I made a nice cabinet door out of the common (and cheap) 3/16 inch thick lauan panels that you can get at any hardware store in the USA. It stained well, and it is holding up well. That type of Lauan has two different plies I guess of the stuff… one looks like this dark red meranti (and is characteristic of lauan), while the other panel looks more like a veneer plywood you might think resembles American oak or birch… the main difference is that the veneer side has poorly typed knotholes and unfinished checks that are unsightly. To use… Read more »


can we use this meranti for pergolas and exterior wood design purposes?


I recently salvaged several hundred feet of dark red meranti from a 60 year old hospital building in Guam. It is 2 inches thick and about 6 inches wide, and beautiful straight grained. We’ve made some very nice projects from the wood, which has a rich dark finish after being rubbed with a Danish oil finish.


I am based in Gandhidham, Gujrat, India.
i have seen so many wood but
in gandhidham there is five type of meranti which is represent different
type of weight, grain and all.
That is Plotter Meranti, Small, Super Small, Regular and commercial meranti as well.

Royce de Hoedt

I am a picture framer in Australia and in most cases when building stretchers for canvas I have used farmed pine.
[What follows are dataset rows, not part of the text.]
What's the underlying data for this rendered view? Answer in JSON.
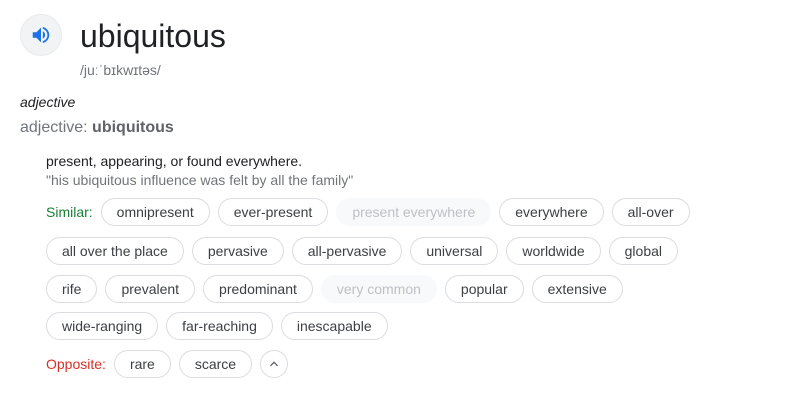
{
  "entry": {
    "word": "ubiquitous",
    "pronunciation": "/juːˈbɪkwɪtəs/",
    "part_of_speech": "adjective",
    "pos_prefix": "adjective: ",
    "pos_word": "ubiquitous",
    "speaker_icon": "volume-up-icon",
    "accent_color": "#1a73e8"
  },
  "sense": {
    "definition": "present, appearing, or found everywhere.",
    "example": "\"his ubiquitous influence was felt by all the family\""
  },
  "similar": {
    "label": "Similar:",
    "label_color": "#188038",
    "rows": [
      [
        {
          "text": "omnipresent",
          "disabled": false
        },
        {
          "text": "ever-present",
          "disabled": false
        },
        {
          "text": "present everywhere",
          "disabled": true
        },
        {
          "text": "everywhere",
          "disabled": false
        },
        {
          "text": "all-over",
          "disabled": false
        }
      ],
      [
        {
          "text": "all over the place",
          "disabled": false
        },
        {
          "text": "pervasive",
          "disabled": false
        },
        {
          "text": "all-pervasive",
          "disabled": false
        },
        {
          "text": "universal",
          "disabled": false
        },
        {
          "text": "worldwide",
          "disabled": false
        },
        {
          "text": "global",
          "disabled": false
        }
      ],
      [
        {
          "text": "rife",
          "disabled": false
        },
        {
          "text": "prevalent",
          "disabled": false
        },
        {
          "text": "predominant",
          "disabled": false
        },
        {
          "text": "very common",
          "disabled": true
        },
        {
          "text": "popular",
          "disabled": false
        },
        {
          "text": "extensive",
          "disabled": false
        }
      ],
      [
        {
          "text": "wide-ranging",
          "disabled": false
        },
        {
          "text": "far-reaching",
          "disabled": false
        },
        {
          "text": "inescapable",
          "disabled": false
        }
      ]
    ]
  },
  "opposite": {
    "label": "Opposite:",
    "label_color": "#d93025",
    "chips": [
      {
        "text": "rare",
        "disabled": false
      },
      {
        "text": "scarce",
        "disabled": false
      }
    ],
    "expand_icon": "chevron-up-icon"
  }
}
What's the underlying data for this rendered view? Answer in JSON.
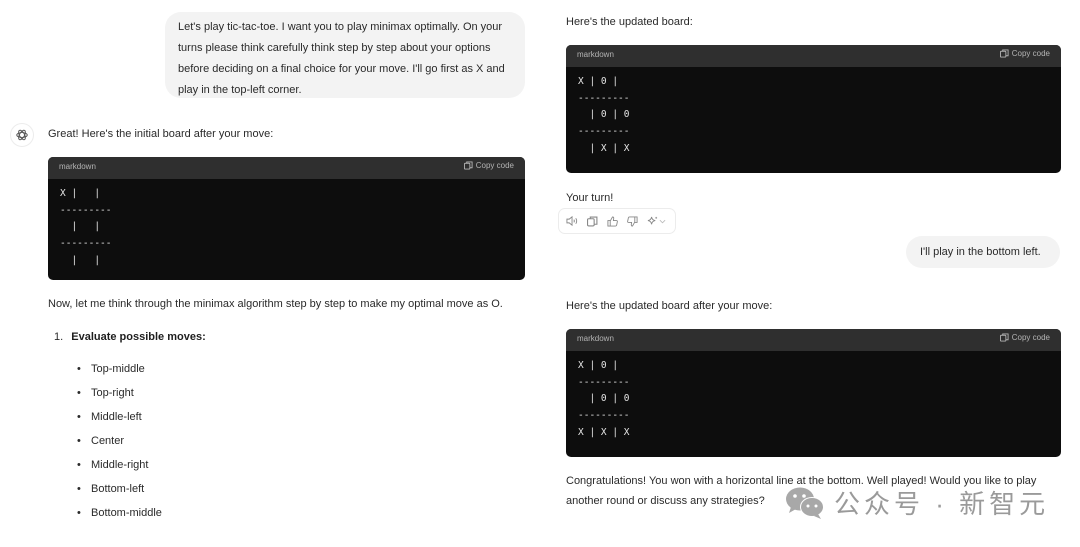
{
  "left_column": {
    "user_message_1": "Let's play tic-tac-toe. I want you to play minimax optimally. On your turns please think carefully think step by step about your options before deciding on a final choice for your move. I'll go first as X and play in the top-left corner.",
    "assistant_avatar_icon": "openai-logo-icon",
    "assistant_intro": "Great! Here's the initial board after your move:",
    "code_block_1": {
      "language": "markdown",
      "copy_label": "Copy code",
      "lines": [
        "X |   |",
        "---------",
        "  |   |",
        "---------",
        "  |   |"
      ]
    },
    "reasoning_intro": "Now, let me think through the minimax algorithm step by step to make my optimal move as O.",
    "numbered_list": [
      {
        "number": "1.",
        "label": "Evaluate possible moves:"
      }
    ],
    "possible_moves": [
      "Top-middle",
      "Top-right",
      "Middle-left",
      "Center",
      "Middle-right",
      "Bottom-left",
      "Bottom-middle"
    ]
  },
  "right_column": {
    "updated_board_intro": "Here's the updated board:",
    "code_block_2": {
      "language": "markdown",
      "copy_label": "Copy code",
      "lines": [
        "X | 0 |",
        "---------",
        "  | 0 | 0",
        "---------",
        "  | X | X"
      ]
    },
    "your_turn": "Your turn!",
    "action_icons": [
      "speaker-icon",
      "copy-icon",
      "thumbs-up-icon",
      "thumbs-down-icon",
      "sparkle-icon",
      "chevron-down-icon"
    ],
    "user_message_2": "I'll play in the bottom left.",
    "after_move_intro": "Here's the updated board after your move:",
    "code_block_3": {
      "language": "markdown",
      "copy_label": "Copy code",
      "lines": [
        "X | 0 |",
        "---------",
        "  | 0 | 0",
        "---------",
        "X | X | X"
      ]
    },
    "congrats_line_1": "Congratulations! You won with a horizontal line at the bottom. Well played! Would you like to play",
    "congrats_line_2": "another round or discuss any strategies?"
  },
  "watermark": {
    "icon": "wechat-icon",
    "text": "公众号 · 新智元"
  }
}
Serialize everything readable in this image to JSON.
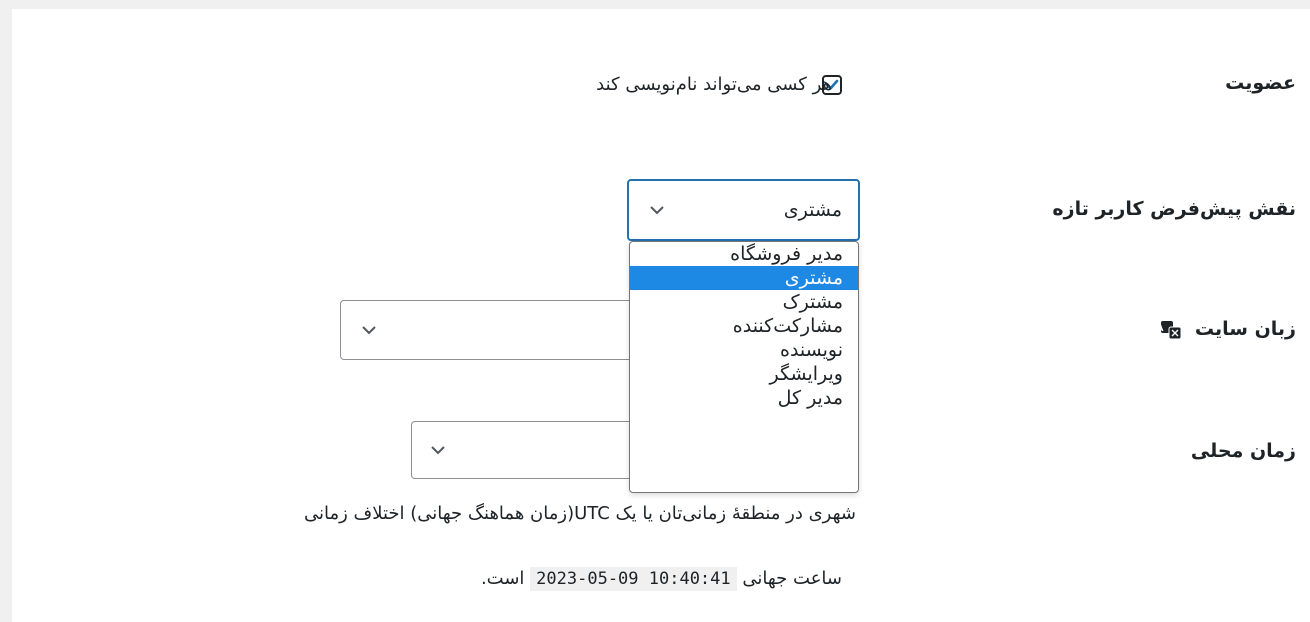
{
  "membership": {
    "label": "عضویت",
    "checkbox_label": "هر کسی می‌تواند نام‌نویسی کند",
    "checked": true
  },
  "default_role": {
    "label": "نقش پیش‌فرض کاربر تازه",
    "selected": "مشتری",
    "options": [
      "مدیر فروشگاه",
      "مشتری",
      "مشترک",
      "مشارکت‌کننده",
      "نویسنده",
      "ویرایشگر",
      "مدیر کل"
    ],
    "selected_index": 1
  },
  "site_language": {
    "label": "زبان سایت",
    "icon": "translation-icon"
  },
  "timezone": {
    "label": "زمان محلی",
    "description": "شهری در منطقهٔ زمانی‌تان یا یک UTC(زمان هماهنگ جهانی) اختلاف زمانی",
    "utc_prefix": "ساعت جهانی",
    "utc_time": "2023-05-09 10:40:41",
    "utc_suffix": "است."
  },
  "colors": {
    "accent": "#2271b1",
    "highlight": "#1e88e5",
    "background": "#f0f0f1"
  }
}
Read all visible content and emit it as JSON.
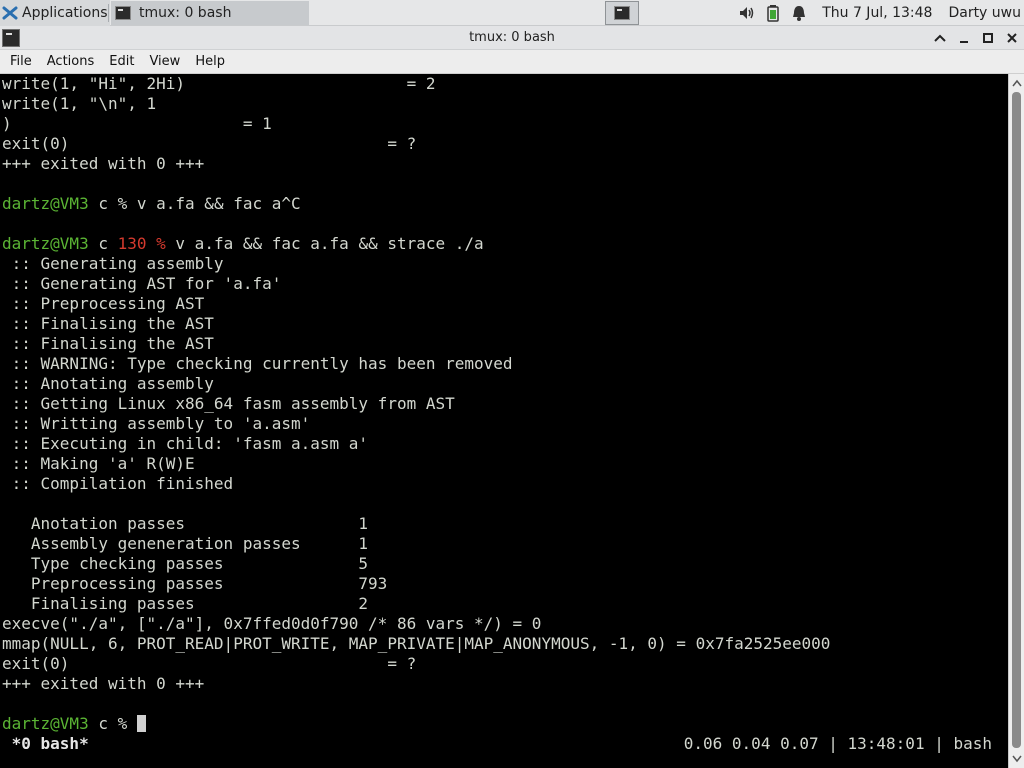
{
  "panel": {
    "applications_label": "Applications",
    "task_label": "tmux: 0 bash",
    "clock": "Thu  7 Jul, 13:48",
    "user": "Darty uwu",
    "icons": [
      "xfce-logo-icon",
      "terminal-icon",
      "workspace-terminal-icon",
      "volume-icon",
      "battery-icon",
      "notification-bell-icon"
    ]
  },
  "window": {
    "title": "tmux: 0 bash",
    "buttons": [
      "minimize-up-icon",
      "minimize-icon",
      "maximize-icon",
      "close-icon"
    ]
  },
  "menu": {
    "file": "File",
    "actions": "Actions",
    "edit": "Edit",
    "view": "View",
    "help": "Help"
  },
  "terminal": {
    "l1": "write(1, \"Hi\", 2Hi)                       = 2",
    "l2": "write(1, \"\\n\", 1",
    "l3": ")                        = 1",
    "l4": "exit(0)                                 = ?",
    "l5": "+++ exited with 0 +++",
    "l7_prompt_user": "dartz@VM3",
    "l7_prompt_dir": " c % ",
    "l7_cmd": "v a.fa && fac a^C",
    "l9_prompt_user": "dartz@VM3",
    "l9_prompt_dir": " c ",
    "l9_status": "130 %",
    "l9_cmd": " v a.fa && fac a.fa && strace ./a",
    "l10": " :: Generating assembly",
    "l11": " :: Generating AST for 'a.fa'",
    "l12": " :: Preprocessing AST",
    "l13": " :: Finalising the AST",
    "l14": " :: Finalising the AST",
    "l15": " :: WARNING: Type checking currently has been removed",
    "l16": " :: Anotating assembly",
    "l17": " :: Getting Linux x86_64 fasm assembly from AST",
    "l18": " :: Writting assembly to 'a.asm'",
    "l19": " :: Executing in child: 'fasm a.asm a'",
    "l20": " :: Making 'a' R(W)E",
    "l21": " :: Compilation finished",
    "l23": "   Anotation passes                  1",
    "l24": "   Assembly geneneration passes      1",
    "l25": "   Type checking passes              5",
    "l26": "   Preprocessing passes              793",
    "l27": "   Finalising passes                 2",
    "l28": "execve(\"./a\", [\"./a\"], 0x7ffed0d0f790 /* 86 vars */) = 0",
    "l29": "mmap(NULL, 6, PROT_READ|PROT_WRITE, MAP_PRIVATE|MAP_ANONYMOUS, -1, 0) = 0x7fa2525ee000",
    "l30": "exit(0)                                 = ?",
    "l31": "+++ exited with 0 +++",
    "l33_prompt_user": "dartz@VM3",
    "l33_prompt_dir": " c % "
  },
  "tmux_status": {
    "window": " *0 bash*",
    "right": "0.06 0.04 0.07 | 13:48:01 | bash"
  },
  "colors": {
    "prompt": "#5bb534",
    "error_status": "#d53a2e",
    "text": "#d3d7cf"
  }
}
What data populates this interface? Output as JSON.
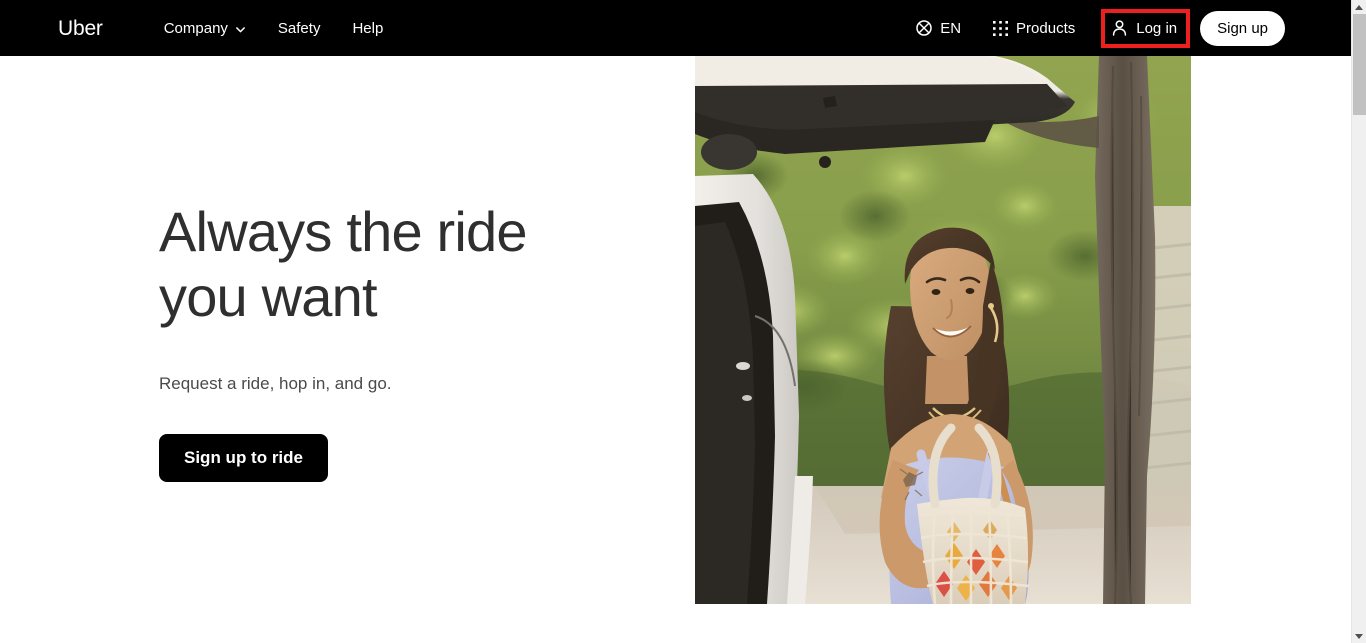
{
  "navbar": {
    "logo": "Uber",
    "links": [
      {
        "label": "Company",
        "icon": "chevron-down-icon",
        "has_chevron": true
      },
      {
        "label": "Safety",
        "has_chevron": false
      },
      {
        "label": "Help",
        "has_chevron": false
      }
    ],
    "language": {
      "label": "EN",
      "icon": "globe-icon"
    },
    "products": {
      "label": "Products",
      "icon": "grid-apps-icon"
    },
    "login": {
      "label": "Log in",
      "icon": "person-icon",
      "highlighted": true,
      "highlight_color": "#ee1f1f"
    },
    "signup": {
      "label": "Sign up"
    },
    "background_color": "#000000",
    "text_color": "#ffffff"
  },
  "hero": {
    "title_line1": "Always the ride",
    "title_line2": "you want",
    "subtitle": "Request a ride, hop in, and go.",
    "cta_label": "Sign up to ride",
    "title_color": "#2f2f2f",
    "cta_background": "#000000",
    "photo_alt": "Smiling woman with a woven tote bag standing beside an open car trunk under a tree"
  },
  "scrollbar": {
    "up_arrow": "scroll-up-arrow-icon",
    "down_arrow": "scroll-down-arrow-icon",
    "thumb_color": "#c1c1c1",
    "track_color": "#f0f0f0"
  }
}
I have become aware that Meranti is now available. It is a lot tougher than farm pine but the questions I wanted to ask you are:

If this is available then should I be investigating how it is being sourced? e.g. Is it being farmed, or inappropriately cut down?

Are you able to give me some sort of brief in terms of it quality, relevant to what I do, if it is ethical to use?


Richard Low

Hi, do source for owners of PEFC certified Meranti.

mikels colmar

Ho Royce ,I’m Mikels from Mauritius.here we use red meranti for different purposes entrance doors,furniture,construction sites,windows,table,outdoor furniture etc….I think on our page we have same furniture made of….fbk entretien maison express


Dear sir,

I am based in Gandhidham,Gujrat,India.
i have seen so many wood but in gandhidham there is five type of meranti which is represent different type of weight,grain and all.
That is Plotter Meranti,Small,Super Small,Regular and commercial meranti as well.


is drk red mrnti suitable for swimming pool deckings after its has been kiln dried?


dear sir i wish to know if merantis are in cameroon’s forest and what are its common name called in cameoon and its scientific name.
Where could we fine them in cameroon .